HOW TO COMPLETE THIS TASK
Search the data for "Checker". Each line containing it is to be copied.

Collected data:
□ □ □ □ □

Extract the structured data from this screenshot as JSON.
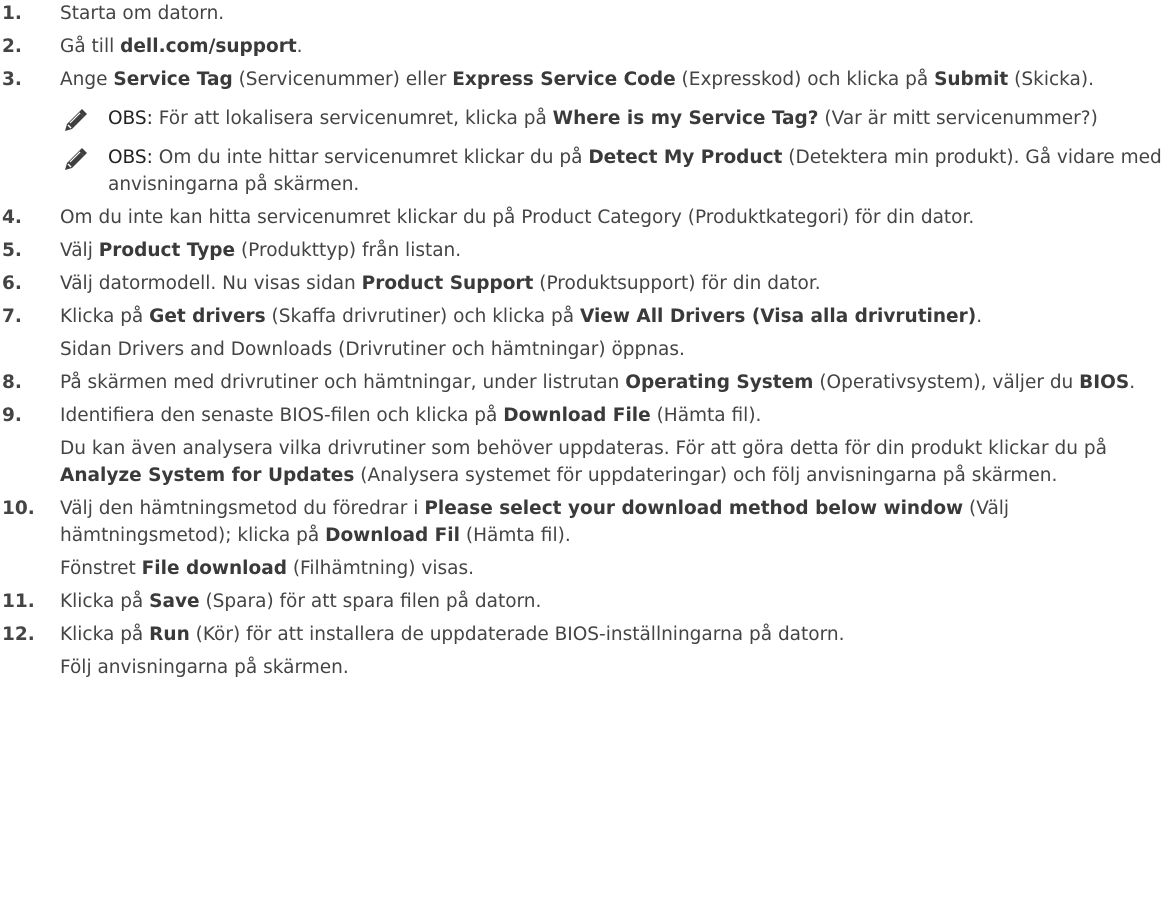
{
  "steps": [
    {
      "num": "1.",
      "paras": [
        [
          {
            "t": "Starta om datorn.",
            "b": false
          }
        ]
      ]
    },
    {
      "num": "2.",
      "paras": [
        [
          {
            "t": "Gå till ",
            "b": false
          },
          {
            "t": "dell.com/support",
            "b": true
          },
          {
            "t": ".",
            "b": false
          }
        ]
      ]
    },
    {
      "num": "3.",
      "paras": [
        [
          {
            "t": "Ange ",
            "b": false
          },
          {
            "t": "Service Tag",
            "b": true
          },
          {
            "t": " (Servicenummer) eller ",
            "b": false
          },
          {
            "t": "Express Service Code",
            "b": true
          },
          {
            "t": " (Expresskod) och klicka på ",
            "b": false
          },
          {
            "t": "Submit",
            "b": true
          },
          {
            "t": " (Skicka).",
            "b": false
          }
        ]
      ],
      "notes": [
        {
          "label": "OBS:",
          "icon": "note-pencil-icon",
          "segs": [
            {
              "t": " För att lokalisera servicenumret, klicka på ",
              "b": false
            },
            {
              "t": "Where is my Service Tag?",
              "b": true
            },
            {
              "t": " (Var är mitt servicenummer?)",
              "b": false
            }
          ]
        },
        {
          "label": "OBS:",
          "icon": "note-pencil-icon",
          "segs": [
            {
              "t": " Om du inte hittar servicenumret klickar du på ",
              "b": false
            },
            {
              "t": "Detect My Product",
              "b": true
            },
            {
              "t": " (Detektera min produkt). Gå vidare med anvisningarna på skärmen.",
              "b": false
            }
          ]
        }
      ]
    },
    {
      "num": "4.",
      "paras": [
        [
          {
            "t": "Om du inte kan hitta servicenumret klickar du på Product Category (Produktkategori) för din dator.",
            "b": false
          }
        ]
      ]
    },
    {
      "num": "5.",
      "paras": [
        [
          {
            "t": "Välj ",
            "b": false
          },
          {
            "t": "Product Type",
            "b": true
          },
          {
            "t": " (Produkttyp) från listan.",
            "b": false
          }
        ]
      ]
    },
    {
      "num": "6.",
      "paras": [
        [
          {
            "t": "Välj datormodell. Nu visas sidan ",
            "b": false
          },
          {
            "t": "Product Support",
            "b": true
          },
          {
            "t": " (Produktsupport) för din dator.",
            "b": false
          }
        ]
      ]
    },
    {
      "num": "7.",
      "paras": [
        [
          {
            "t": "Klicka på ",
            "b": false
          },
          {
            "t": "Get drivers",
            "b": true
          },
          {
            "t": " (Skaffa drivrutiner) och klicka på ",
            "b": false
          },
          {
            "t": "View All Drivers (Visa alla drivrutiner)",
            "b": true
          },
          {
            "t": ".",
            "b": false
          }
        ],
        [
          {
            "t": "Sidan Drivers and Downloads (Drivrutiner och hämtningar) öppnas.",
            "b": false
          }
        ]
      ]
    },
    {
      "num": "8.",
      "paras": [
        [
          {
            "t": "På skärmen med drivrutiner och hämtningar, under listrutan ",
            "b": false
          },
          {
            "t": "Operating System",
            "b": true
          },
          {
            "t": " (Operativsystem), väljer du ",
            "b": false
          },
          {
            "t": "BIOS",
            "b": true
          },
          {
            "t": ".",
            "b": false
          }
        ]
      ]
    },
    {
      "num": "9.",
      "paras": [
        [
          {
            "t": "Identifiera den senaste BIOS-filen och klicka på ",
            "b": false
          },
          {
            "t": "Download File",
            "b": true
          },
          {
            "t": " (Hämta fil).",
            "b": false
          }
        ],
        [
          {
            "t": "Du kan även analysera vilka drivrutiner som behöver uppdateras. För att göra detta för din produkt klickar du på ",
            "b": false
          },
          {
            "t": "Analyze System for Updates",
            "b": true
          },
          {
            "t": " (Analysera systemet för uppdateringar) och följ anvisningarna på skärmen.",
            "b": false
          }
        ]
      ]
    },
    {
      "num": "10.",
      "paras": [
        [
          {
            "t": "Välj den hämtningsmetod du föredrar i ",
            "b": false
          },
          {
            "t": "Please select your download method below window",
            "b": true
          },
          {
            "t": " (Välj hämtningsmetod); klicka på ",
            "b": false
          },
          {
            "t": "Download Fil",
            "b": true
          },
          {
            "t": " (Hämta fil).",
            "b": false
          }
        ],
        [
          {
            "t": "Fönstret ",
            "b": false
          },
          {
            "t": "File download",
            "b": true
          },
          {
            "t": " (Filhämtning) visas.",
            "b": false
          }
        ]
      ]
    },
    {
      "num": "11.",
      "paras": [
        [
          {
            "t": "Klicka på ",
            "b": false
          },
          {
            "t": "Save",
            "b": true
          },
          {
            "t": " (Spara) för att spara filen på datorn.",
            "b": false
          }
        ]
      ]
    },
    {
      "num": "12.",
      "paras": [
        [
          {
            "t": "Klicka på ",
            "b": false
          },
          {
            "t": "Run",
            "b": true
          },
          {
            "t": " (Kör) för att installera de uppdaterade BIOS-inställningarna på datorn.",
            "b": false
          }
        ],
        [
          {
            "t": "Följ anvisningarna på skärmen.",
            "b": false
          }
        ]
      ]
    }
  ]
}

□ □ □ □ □

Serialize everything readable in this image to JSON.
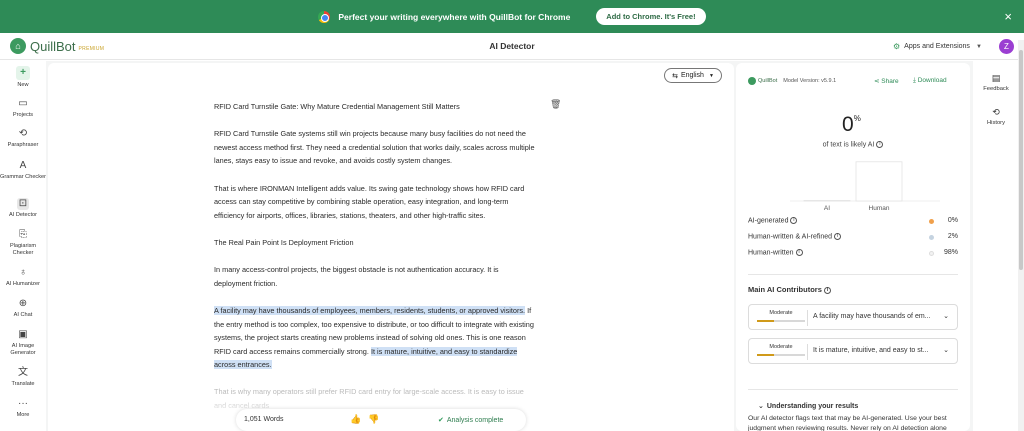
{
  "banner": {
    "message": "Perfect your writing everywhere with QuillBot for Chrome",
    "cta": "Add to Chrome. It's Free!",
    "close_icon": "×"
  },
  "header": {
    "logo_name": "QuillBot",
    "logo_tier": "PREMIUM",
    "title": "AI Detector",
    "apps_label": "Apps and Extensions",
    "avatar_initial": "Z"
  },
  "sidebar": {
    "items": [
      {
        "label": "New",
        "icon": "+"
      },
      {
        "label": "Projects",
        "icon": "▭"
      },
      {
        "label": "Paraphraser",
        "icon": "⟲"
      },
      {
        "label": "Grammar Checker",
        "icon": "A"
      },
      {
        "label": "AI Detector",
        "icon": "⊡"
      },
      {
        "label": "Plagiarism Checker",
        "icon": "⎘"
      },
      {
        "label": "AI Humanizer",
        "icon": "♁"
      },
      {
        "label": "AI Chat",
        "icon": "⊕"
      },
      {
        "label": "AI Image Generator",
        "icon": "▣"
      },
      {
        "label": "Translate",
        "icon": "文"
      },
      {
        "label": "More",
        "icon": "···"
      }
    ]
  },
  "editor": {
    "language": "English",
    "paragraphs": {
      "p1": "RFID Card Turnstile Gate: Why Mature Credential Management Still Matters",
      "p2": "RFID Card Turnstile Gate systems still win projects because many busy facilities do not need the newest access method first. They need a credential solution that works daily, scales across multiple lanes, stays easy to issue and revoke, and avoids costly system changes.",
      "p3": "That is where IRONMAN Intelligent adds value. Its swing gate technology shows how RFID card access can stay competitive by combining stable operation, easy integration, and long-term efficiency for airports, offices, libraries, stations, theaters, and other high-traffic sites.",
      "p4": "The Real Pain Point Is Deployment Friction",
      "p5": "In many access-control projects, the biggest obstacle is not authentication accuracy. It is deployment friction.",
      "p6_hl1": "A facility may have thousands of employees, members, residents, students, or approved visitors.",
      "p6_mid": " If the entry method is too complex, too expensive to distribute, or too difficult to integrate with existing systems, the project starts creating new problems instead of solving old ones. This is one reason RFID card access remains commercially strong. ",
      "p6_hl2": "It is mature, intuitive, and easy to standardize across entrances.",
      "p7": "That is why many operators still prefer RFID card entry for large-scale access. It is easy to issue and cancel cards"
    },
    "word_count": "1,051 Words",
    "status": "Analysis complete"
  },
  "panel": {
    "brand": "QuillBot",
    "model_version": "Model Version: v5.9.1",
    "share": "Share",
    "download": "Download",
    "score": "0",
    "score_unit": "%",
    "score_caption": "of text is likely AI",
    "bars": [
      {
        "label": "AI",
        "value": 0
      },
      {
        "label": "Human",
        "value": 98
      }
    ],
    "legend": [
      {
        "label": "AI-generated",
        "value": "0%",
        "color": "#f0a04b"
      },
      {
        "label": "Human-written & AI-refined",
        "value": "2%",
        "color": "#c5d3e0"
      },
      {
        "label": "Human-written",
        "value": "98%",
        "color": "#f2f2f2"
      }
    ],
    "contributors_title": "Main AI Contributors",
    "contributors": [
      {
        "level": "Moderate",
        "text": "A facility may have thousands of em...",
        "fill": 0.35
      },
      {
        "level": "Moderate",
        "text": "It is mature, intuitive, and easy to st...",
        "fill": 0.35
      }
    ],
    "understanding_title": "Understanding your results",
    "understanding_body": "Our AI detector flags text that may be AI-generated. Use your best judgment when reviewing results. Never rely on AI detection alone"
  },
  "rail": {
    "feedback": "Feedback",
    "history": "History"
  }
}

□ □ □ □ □

SOLUTION BELOW
        "label": "Grammar Checker",
        "label": "Plagiarism Checker",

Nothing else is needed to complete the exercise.